  • A repeal on the limitation on the ability of Treasury to issue guidance with respect to the timing of taxation of deferred compensation;
  • A one year wait period for corporate insiders receiving a distribution as a result of a change in control; and
  • Limitations on the tax benefits of corporate owned life insurance.

The international tax bills will likely be considered by the full House and Senate this month. It is possible that deferred compensation provisions could be added to the Senate international tax bill. The core proposals as included in NESTEG are expected to raise approximately $1 billion in tax revenue, and the proposal could be targeted for addition as a revenue raiser. Another risk is that even broader provisions could be added to the bill. In May 2003, the Senate added deferred compensation provisions to its version of the economic growth legislative package (The Jobs and Growth Tax Act, S. 2). Largely drawn from a proposal previously introduced in the House, these provisions would have had a dramatic impact on deferred compensation proposals including the essential elimination of the ability to use rabbi trusts. The revenue gain estimate was far more substantial at $4.4 billion. Even if nothing is added by the Senate, if the House and Senate both pass their international tax bills, deferred compensation will be subject to a congressional conference to resolve differences and a final compromise is almost certain to include limitations on deferred compensation.

It is very important that the Senate and House members hear your comments and concerns about the deferred compensation legislation. There are a number of issues the Council has identified with the legislation which can be used to facilitate your communication. For more information, contact Lynn Dudley, Council vice president & senior counsel, or Diann Howland, Council vice president, retirement policy, at (202) 289-6700.

SEC Proposes Mandatory 2% Redemption Fee, Issue Summary Available

As we reported in the March 5 Benefits Byte, the Securities and Exchange Commission (SEC) has issued a proposed rule which would impose a two percent mandatory redemption fee when mutual funds are sold within five days of being purchased. The Council has prepared a more detailed summary of the issue, now available on the Council Web site.

The proposed rule requests comments by May 10 on a number of issues detailed in our summary. The Council plans on submitting comments. To offer any suggestions, or for more information, contact Jan Jacobson, Council director, retirement policy, at (202) 289-6700.


The American Benefits Council is the national trade association for companies concerned about federal legislation and regulations affecting all aspects of the employee benefits system.

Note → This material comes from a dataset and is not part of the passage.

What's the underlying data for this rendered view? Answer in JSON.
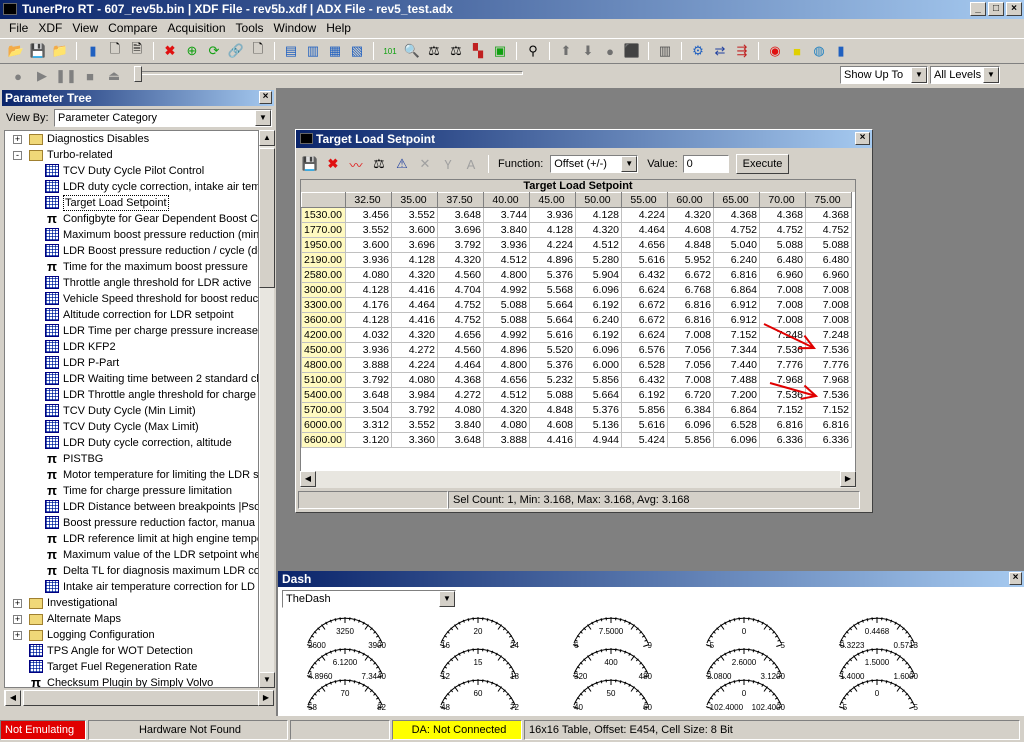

The Council's members represent the entire spectrum of the private employee benefits community and either sponsor directly or administer retirement and health plans covering more than 100 million Americans.